A group of 14 Angelo State geology students traveled more than 3,000 miles through five states over five weeks this summer for the experience of a lifetime known as Field Camp.
Officially titled “GEOL 3600: Field Geology,” Field Camp is the required capstone course on geologic mapping techniques for geology majors preparing to graduate. Dr. Joe Satterfield, professor of geology, co-led this year’s camp that emphasized these student objectives:
- Explore rugged mountains and canyons
- Learn about the geology of North American mountain regions
- Apply specialized skills of structural and environmental geology
- Practice preparing and writing scientific reports
- Learn about careers in field geology
- Have fun while learning, working hard and living remotely
“Field Camp is probably the best way of reviewing and applying those 10 geology courses they have already had,” Satterfield said, “by actually applying that learning in the field. It’s unusual because it’s classified as a lab course, but they earn six credit hours and our classroom is totally outdoors, which you can see in our photos.”
Locations the group visited for their various geology exercises included:
- Chisos Mountains and Davis Mountains, Texas
- San Ysidro, New Mexico
- Gunnison National Park, Colorado
- Great Basin National Park & Slate Mountain, Nevada
- Meteor Crater, Arizona
While they traveled in a van and 4-wheel-drive vehicles, most of their time was spent in the field – measuring orientations with compasses, describing stratigraphic sections, constructing geologic maps, plotting data and writing reports.
I caught up with some of our geology rock stars – Hadlie Green, Matthew Kintzel and Megan Schmidt – to get their take on Field Camp.
Did Field Camp go like you expected?

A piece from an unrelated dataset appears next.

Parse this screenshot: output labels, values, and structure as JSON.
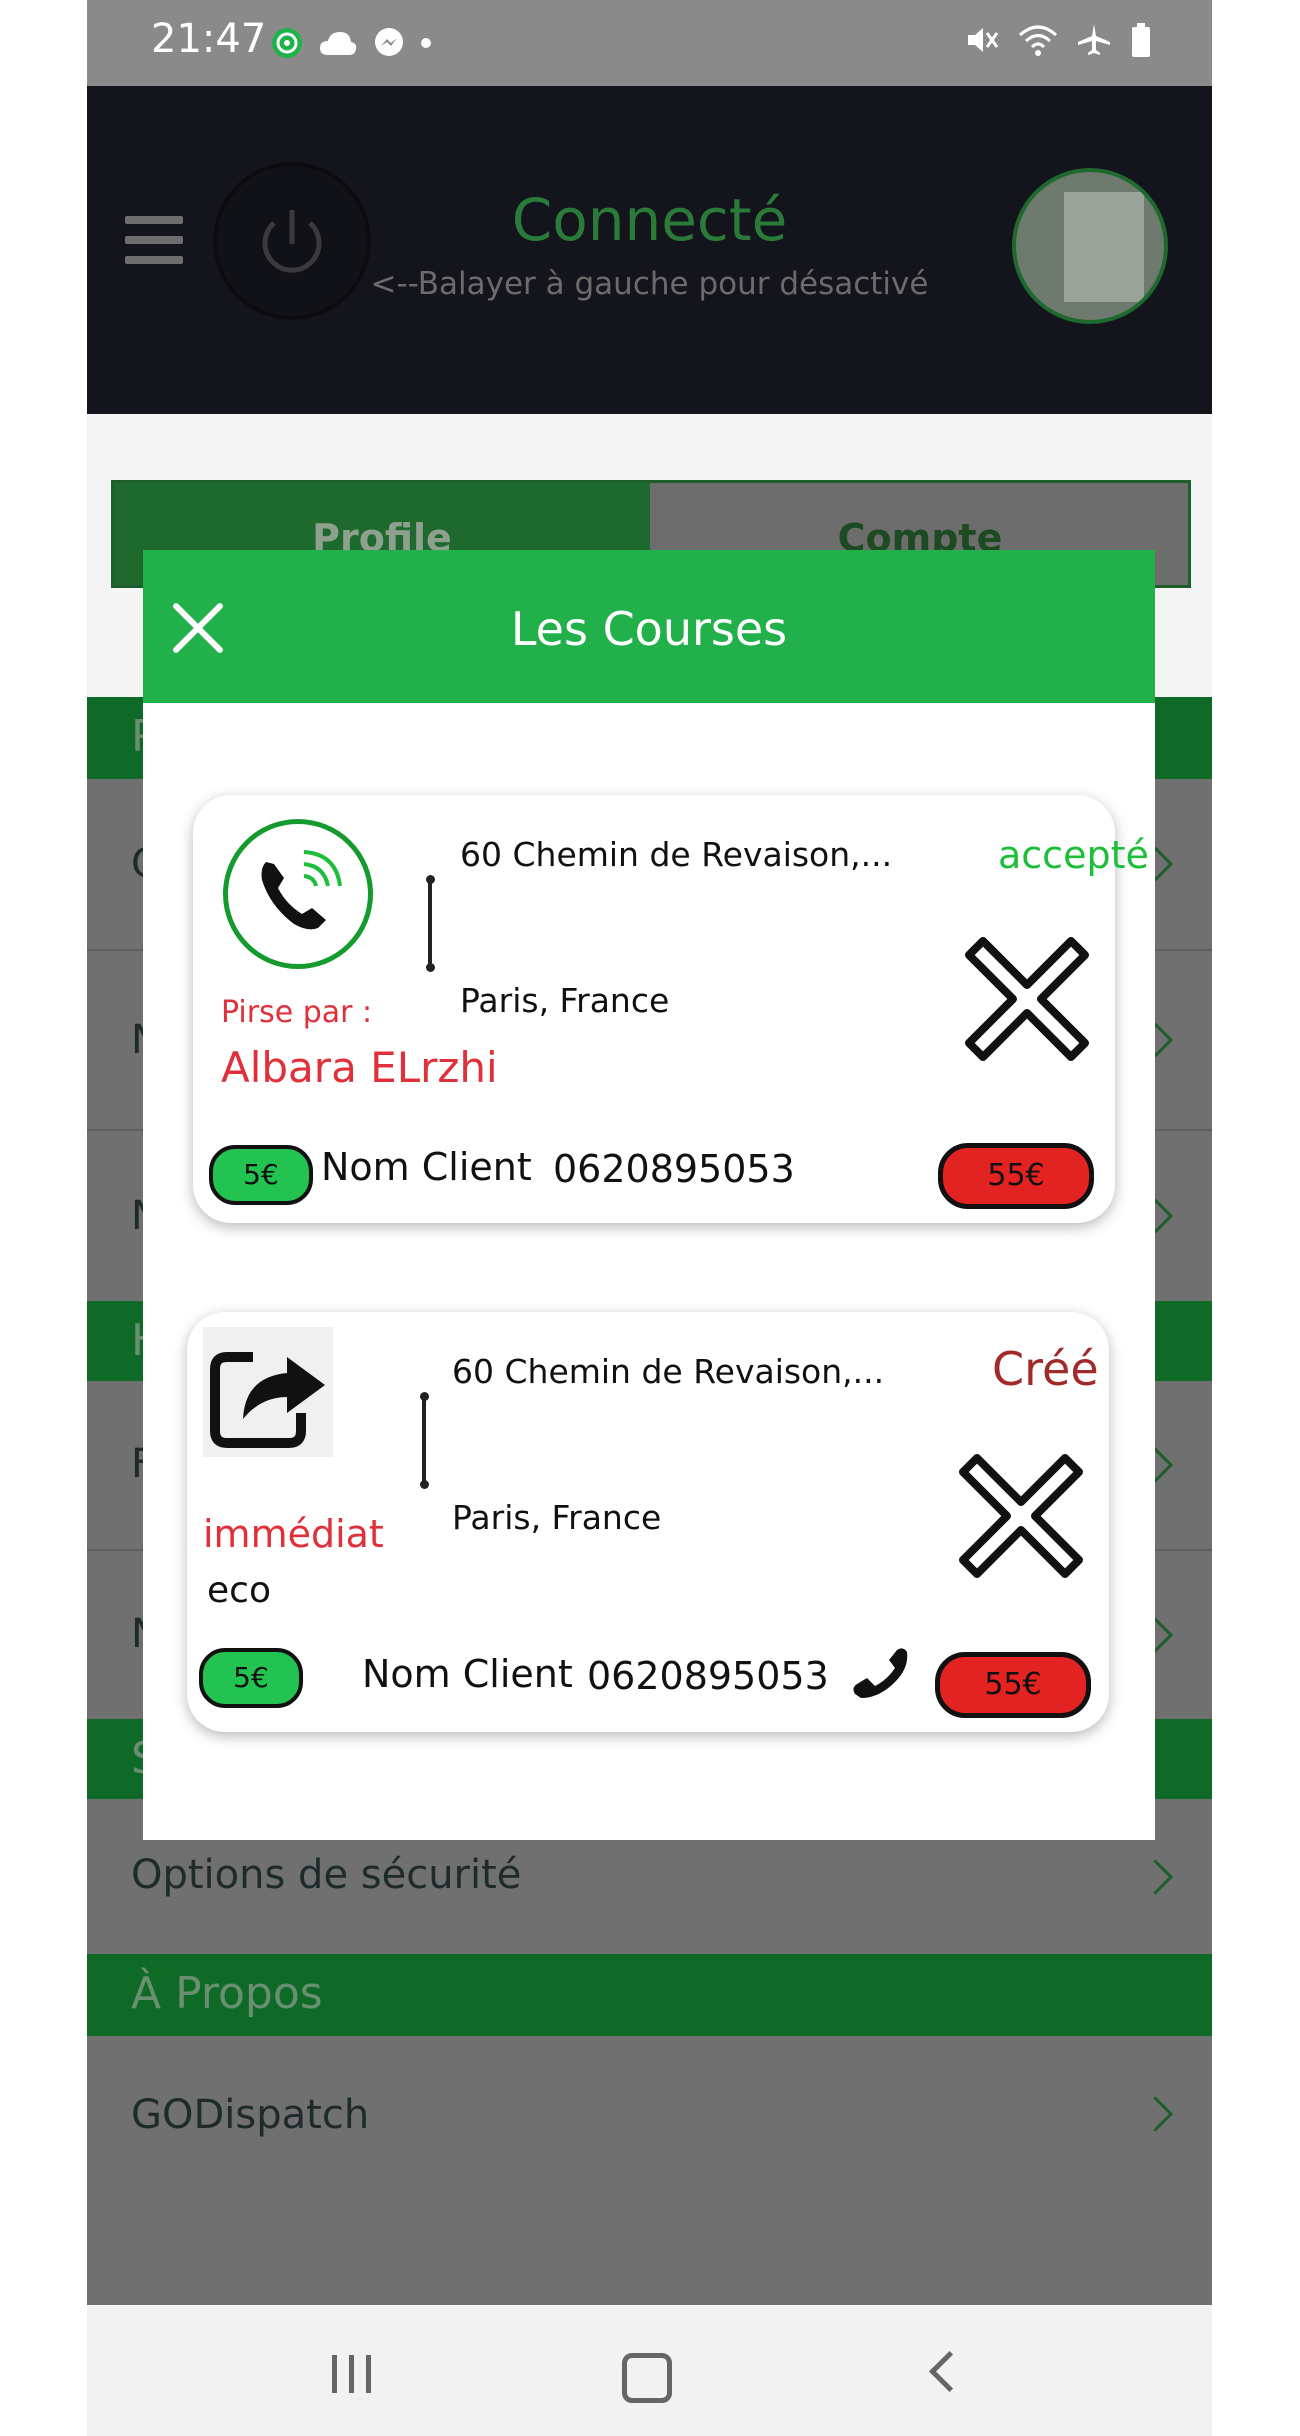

Hadlie – “It was more than I thought it was going to be. From previous shorter field trips, I thought I knew what to expect. But during Field Camp, they did a great job of creating new projects and different ways to complete them at every location. That really broadened my experience from what I was expecting.”
Megan – “The whole experience was better than I expected. We put everyone’s name in a hat and drew for our partners, so it was all random, but it worked really well. The first week was probably the hardest because we were in the Big Bend and the temperature was in the 100s. But after that, we got acclimated and moved on to cooler areas. I enjoy hiking, so the distance wasn’t bad for me.”
What was the biggest benefit of Field Camp?
Megan – “For me, it was being able to take what I learned from all my courses, putting it together and being able to know that you can finish a project by yourself or with a partner – just using everything I learned as an undergraduate.”
Matthew – “I plan on going into structural geology for my career, so it was nice to have this complete experience of field work, looking at the structures and making maps.”
What was the coolest thing you got to see?
Matthew – “We took a tour of a mine owned by Newmont in Colorado. We got to see an actual operating open-pit mine. That was the coolest thing I saw.”
Hadlie – “We were in the Fresno Mine area (near Terlingua, Texas) and there was this huge travertine (limestone) deposit that we got to explore. Every place we went was so different and we got to see a lot of different things throughout Field Camp.”
What was your favorite aspect of Field Camp?
Hadlie – “Camping was my favorite part because it was full-on geology and getting that complete experience. There weren’t any showers and it was kind of crazy while we were there, but also really fun. Those are my favorite stories to tell since we got back.”
Matthew – “Being out in the field for a whole month just concentrating on geology – that was really cool. It was pretty intense. We were doing geology field work every day, but that was my favorite part.”
Do you have a favorite Field Camp story?
Megan – “For Dr. Joe and Dillon Hughes’ birthday, we found this water trough and we all got to swim in it after one of the field days. We all looked kind of funny, swimming around in a tank in our hiking gear. Sand Mountain in Nevada was also a lot of fun. We hiked to the top of it and some of the others were just dying.”
Matthew – “We were at the Dom Rock in Big Bend, and we all signed a piece of paper and put it in a plastic water bottle. We hid it at Dom Rock like in that movie, “Fandango.” We basically made a geocache. We also did it at Slate Mountain in Nevada, and we actually found the geocache left there by the previous Field Camp in 2016.”
Are you glad you went to Field Camp?
Hadlie – “I’m extremely glad I want and I’d go back in a heartbeat. I was ready to get home and sleep in my own bed. But the next day, I woke up and none of us were together. I instantly missed it.”
Matthew – “I’m glad I did ASU’s Field Camp rather than going somewhere else. I knew everyone on the trip, and that made it that much more fun.”
Megan – “Yes! It was a lot of fun. It was a lot of work, but it was a blast at the same time. I was excited to get home, but after about a week, I really missed it. It was an once-in-a-lifetime experience.”